We need to advance on the path of reconciliation and we are the only ones who are active trying to fight against the flow of arms.
I have been explaining to the men and women in this Operation all the things that they have been doing. More than 2,000 hailings, 100 friendly approaches, 9 controls. This morning has been the ninth, the last one. Nothing suspicious has been found in this ship. It was a ship under the flag of Cameroon and the ship has been cleared to go to the destination. But we will continue monitoring the traffic on the Central Mediterranean.
[You can] have a look at the United Nations report that was issued yesterday. It is an interesting report explaining how much the arms embargo has been violated and also praising Operation Irini for its support.

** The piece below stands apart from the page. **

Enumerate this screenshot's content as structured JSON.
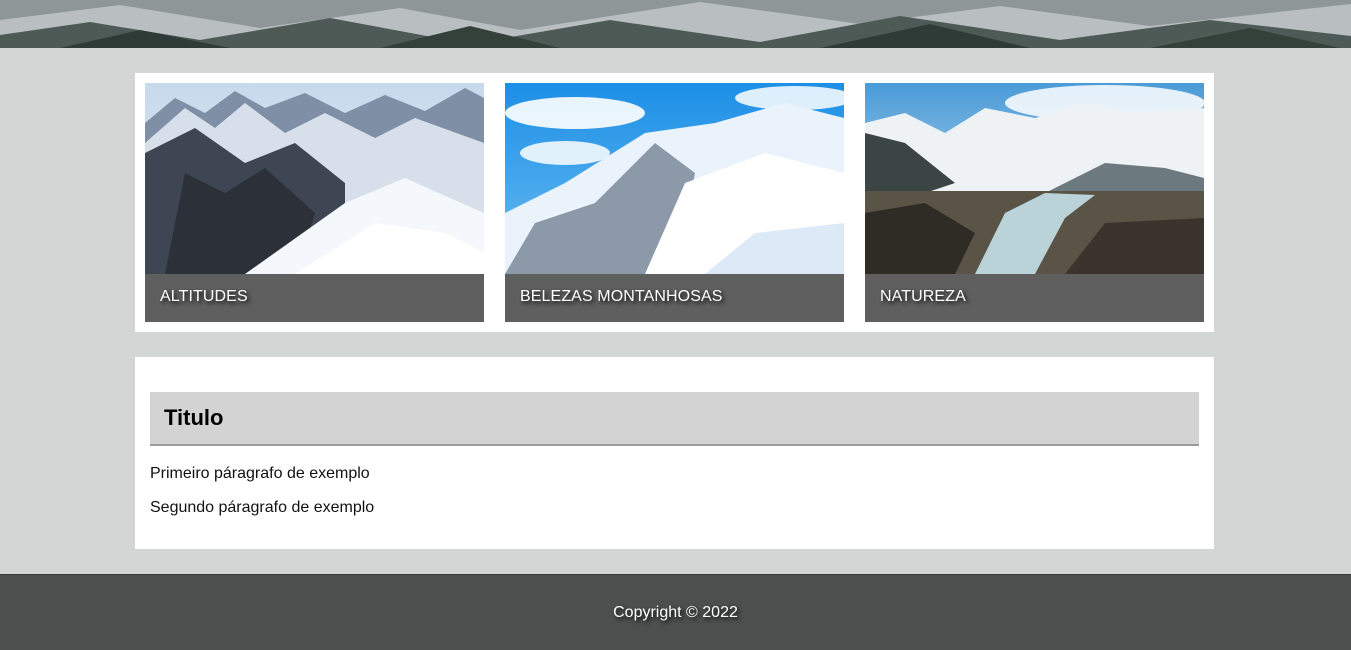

Member States have also reaffirmed their commitment to Irini, the mandate of the Operation will be extended for two more years. I think it is a good sign of the commitment of the United Nations and the European Union to the peace in Libya.

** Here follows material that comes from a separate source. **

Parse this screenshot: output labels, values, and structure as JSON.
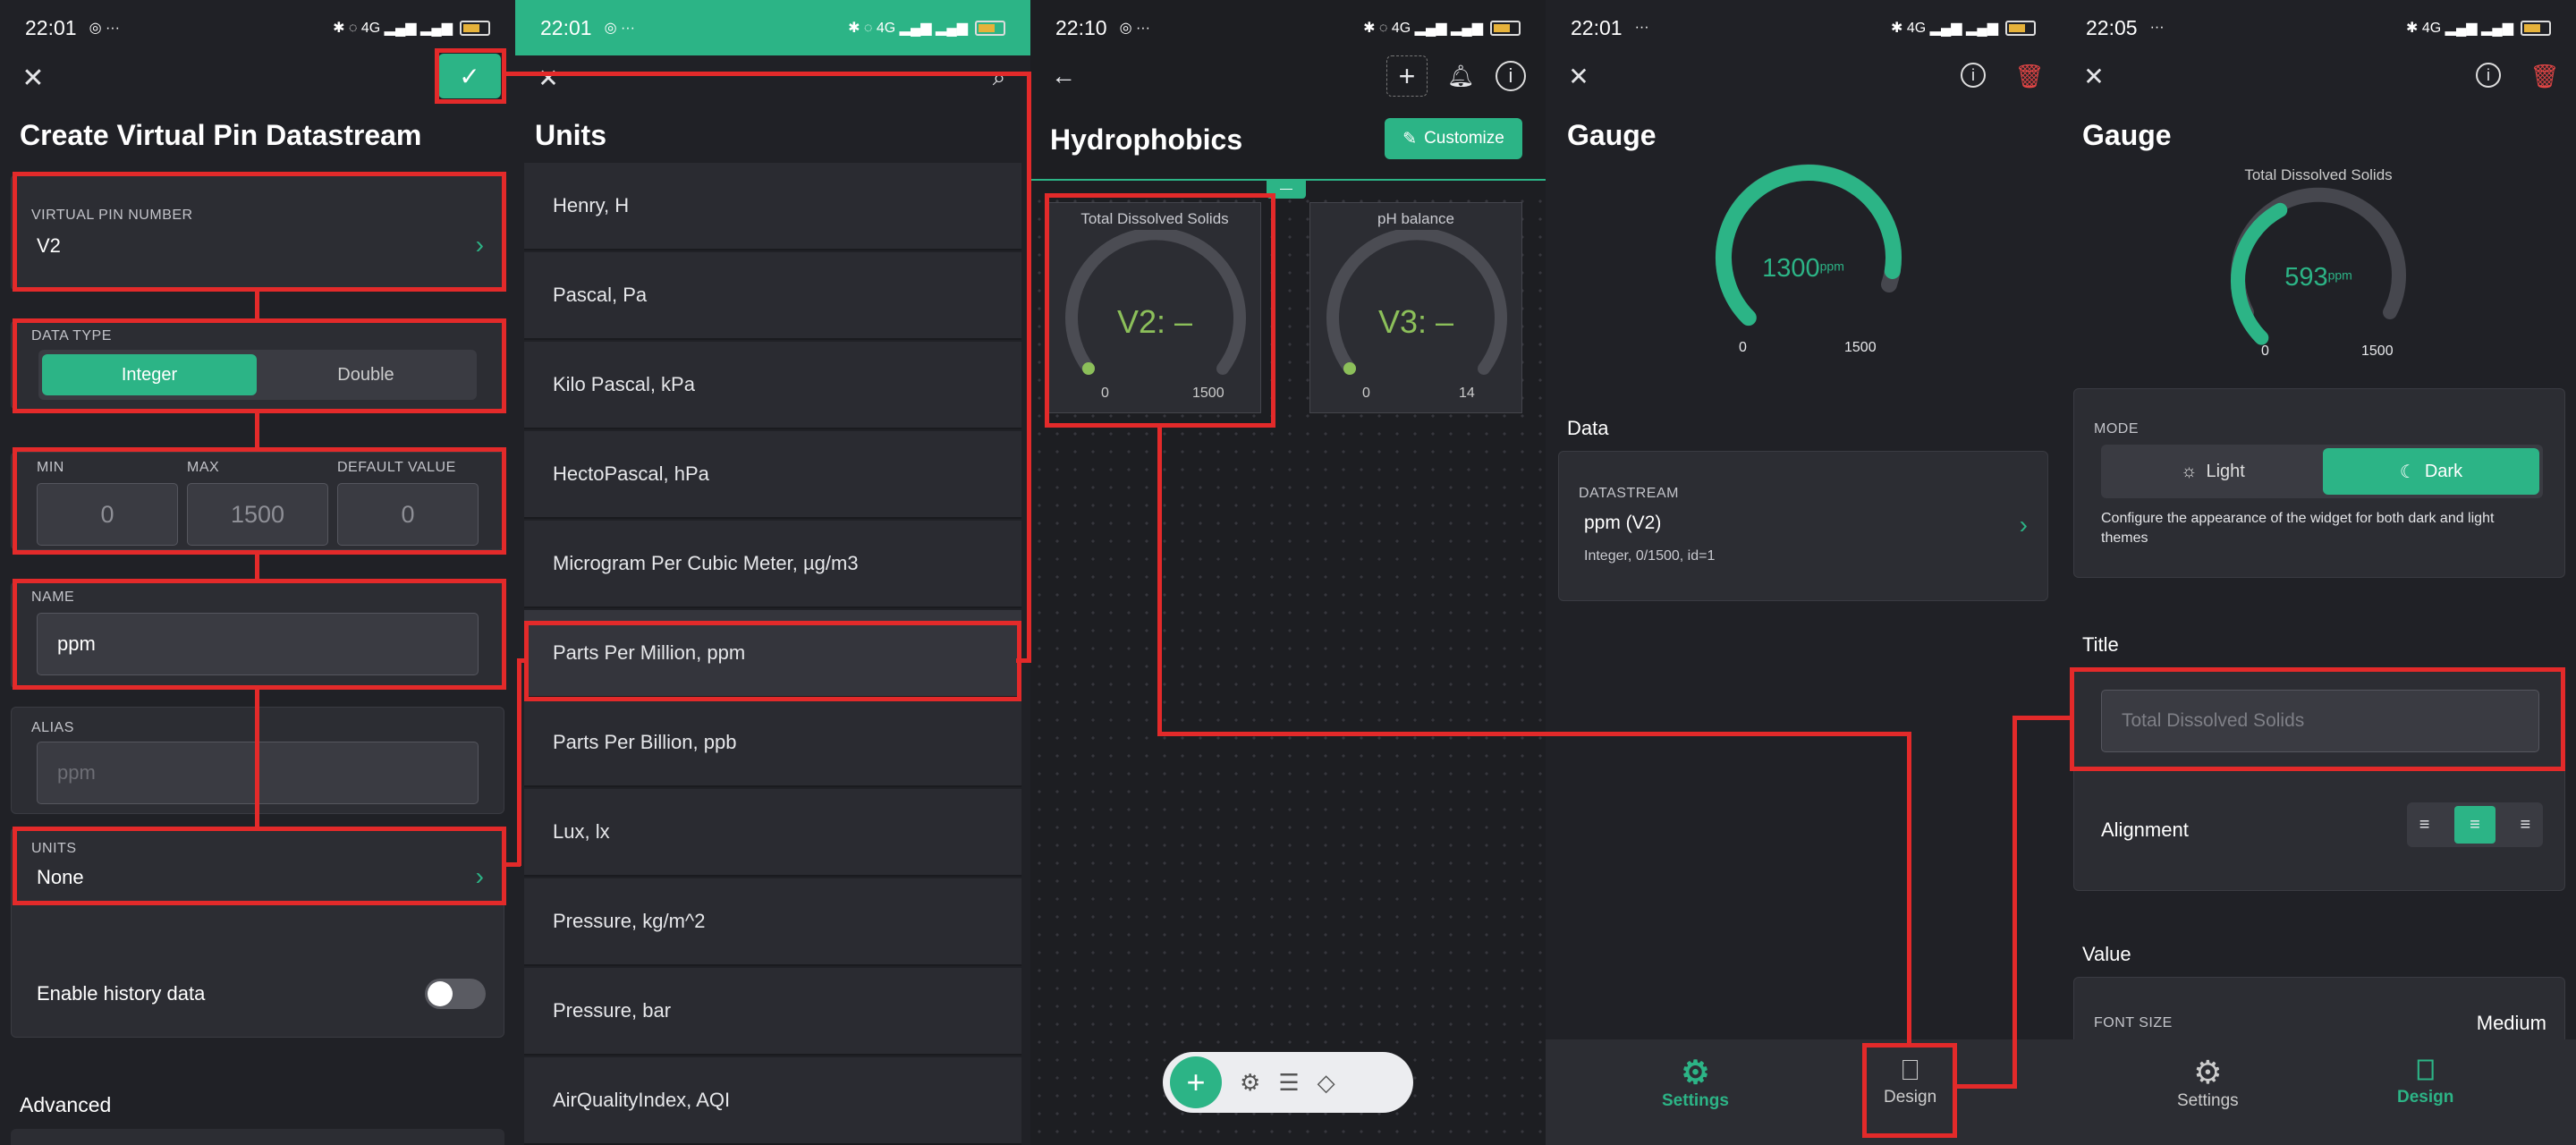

Q. You just said that the mission could become a mission to implement the ceasefire in Libya.
Not this mission. Irini is about Irini, but if the United Nations requests European Union’s support, I am ready to take that into consideration and ask the Member States to do it. But it has to come from the United Nations and it has to be a completely new different mission.

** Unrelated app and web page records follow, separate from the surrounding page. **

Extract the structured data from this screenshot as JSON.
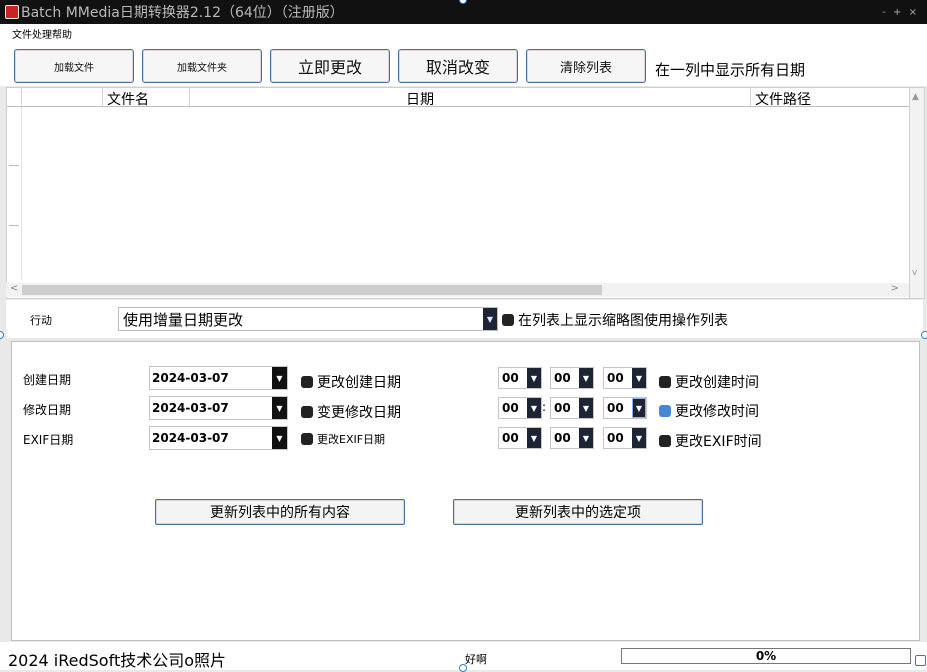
{
  "window": {
    "title": "Batch MMedia日期转换器2.12（64位）（注册版）",
    "controls": "- + ×"
  },
  "menu": {
    "label": "文件处理帮助"
  },
  "toolbar": {
    "load_files": "加载文件",
    "load_folder": "加载文件夹",
    "change_now": "立即更改",
    "cancel_change": "取消改变",
    "clear_list": "清除列表",
    "show_all_dates": "在一列中显示所有日期"
  },
  "list": {
    "columns": [
      "",
      "文件名",
      "日期",
      "文件路径"
    ]
  },
  "action": {
    "label": "行动",
    "selected": "使用增量日期更改",
    "thumbnail_option": "在列表上显示缩略图使用操作列表"
  },
  "dates": {
    "created": {
      "label": "创建日期",
      "date": "2024-03-07",
      "date_check": "更改创建日期",
      "h": "00",
      "m": "00",
      "s": "00",
      "time_check": "更改创建时间"
    },
    "modified": {
      "label": "修改日期",
      "date": "2024-03-07",
      "date_check": "变更修改日期",
      "h": "00",
      "m": "00",
      "s": "00",
      "time_check": "更改修改时间",
      "sep": ":"
    },
    "exif": {
      "label": "EXIF日期",
      "date": "2024-03-07",
      "date_check": "更改EXIF日期",
      "h": "00",
      "m": "00",
      "s": "00",
      "time_check": "更改EXIF时间"
    }
  },
  "buttons": {
    "update_all": "更新列表中的所有内容",
    "update_selected": "更新列表中的选定项"
  },
  "status": {
    "copyright": "2024 iRedSoft技术公司o照片",
    "ok": "好啊",
    "progress": "0%"
  }
}
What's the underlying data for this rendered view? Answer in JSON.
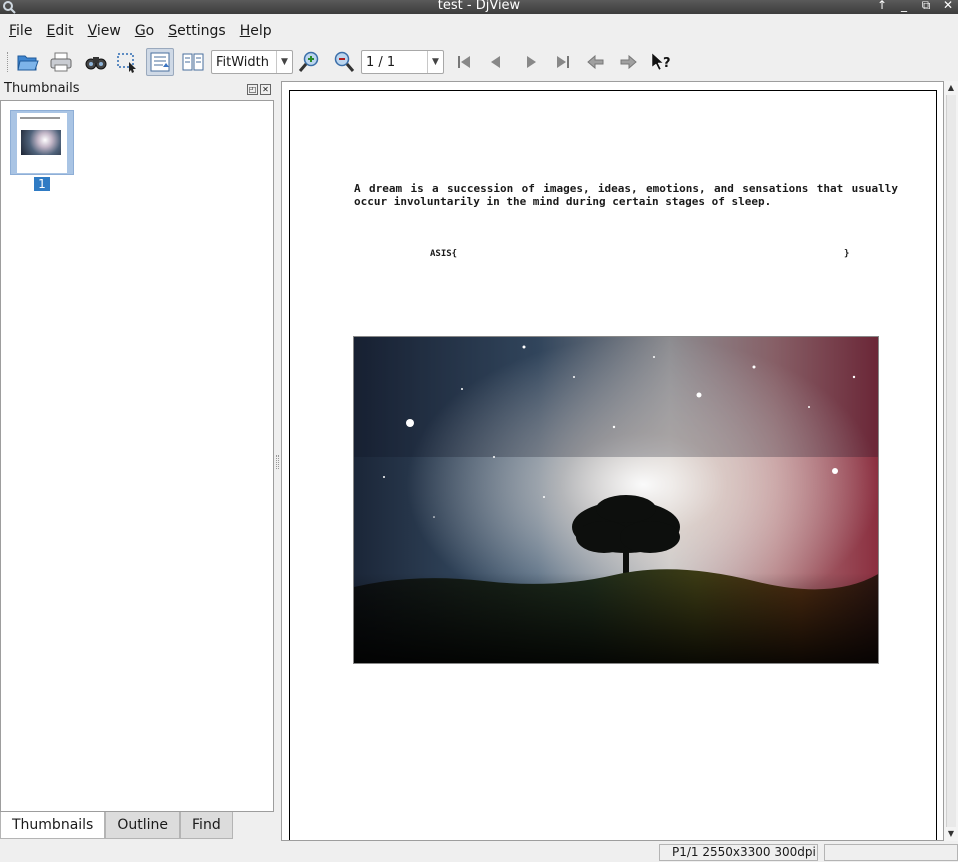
{
  "window": {
    "title": "test - DjView",
    "controls": [
      "↑",
      "_",
      "⧉",
      "✕"
    ]
  },
  "menubar": {
    "items": [
      {
        "label": "File",
        "mnemonic": "F"
      },
      {
        "label": "Edit",
        "mnemonic": "E"
      },
      {
        "label": "View",
        "mnemonic": "V"
      },
      {
        "label": "Go",
        "mnemonic": "G"
      },
      {
        "label": "Settings",
        "mnemonic": "S"
      },
      {
        "label": "Help",
        "mnemonic": "H"
      }
    ]
  },
  "toolbar": {
    "zoom_mode": "FitWidth",
    "page_indicator": "1 / 1",
    "icons": [
      "open-icon",
      "print-icon",
      "find-icon",
      "select-icon",
      "continuous-icon",
      "side-by-side-icon",
      "zoom-in-icon",
      "zoom-out-icon",
      "first-page-icon",
      "prev-page-icon",
      "next-page-icon",
      "last-page-icon",
      "back-icon",
      "forward-icon",
      "whats-this-icon"
    ]
  },
  "sidebar": {
    "title": "Thumbnails",
    "thumbnails": [
      {
        "page_number": "1"
      }
    ],
    "tabs": [
      "Thumbnails",
      "Outline",
      "Find"
    ],
    "active_tab": "Thumbnails"
  },
  "document": {
    "paragraph": "A dream is a succession of images, ideas, emotions, and sensations that usually occur involuntarily in the mind during certain stages of sleep.",
    "asis_open": "ASIS{",
    "asis_close": "}"
  },
  "status": {
    "page_info": "P1/1 2550x3300 300dpi",
    "extra": ""
  },
  "colors": {
    "accent": "#2f7bc4",
    "thumb_bg": "#a9c4e4"
  }
}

Q. The Arms embargo is strictly related to the migrants issue, on that front we are in Sicily, we are the border of Europe. Sicilian institutions are often facing this alone. What can you tell us about that?
I know that migration is an important issue for all Europe. It is an even more important issue for Italy and it is an even more important issue for Sicily and Lampedusa. The closer you are to the problem, the bigger is the concern. Il vicino sente di più il problema. But we have to deal with the migration problem as a European problem. We have to make all Member States understand that they have to help to share the burden.
And this is the purpose of the new Migration Pact that the Commission and also me as part of the Commission have been proposing to Member States, and the Member States are still discussing it. How do we manage solidarity among Member States? Among the ones who are far away from the problem geographically, that they do not feel the consequences, and the ones who are at the border, at the frontline. This is a European problem and we have to look for solutions to make solidarity effective, not just in rhetoric, but in practical terms.
But Irini has nothing to do with migration. When we launched Operation Irini, some Member States were afraid that Irini was going to create a kind of pull effect: ‘You send boats and the boats will attract migrants because if they know that there is a boat they will be saved by the boat’. And I had to spend a lot of time and political work to convince them that Irini could work to enforce the arms embargo without creating a pull effect.
And one year later thank god we have to recognise that this has been the case. Irini has not been involved in migrants issues, it has been doing its work: arms embargo and at the same time trying to help and train the Libyan coast guards to make the Libyan coast guards be a part of the solution to the problem. And from this point of view there is much more to do, and Irini is ready to increase its efforts in training the Libyan coast guards, providing assets and providing trainings.
Migration is an important problem for Italy, it is an important problem for Sicily, the solution has to come from Europe and we have to engage all Member States. I hope that the discussions that have taken place in Brussels will finally agree in an effective way on sharing the burden, trying to save lives, to fight against irregular migration, to fight against the smugglers and at the same time to open ways for regular migration. Because Europe as a whole needs migrants, but they have to come on a regular basis. Migration has to be regulated in order to be safe and fair.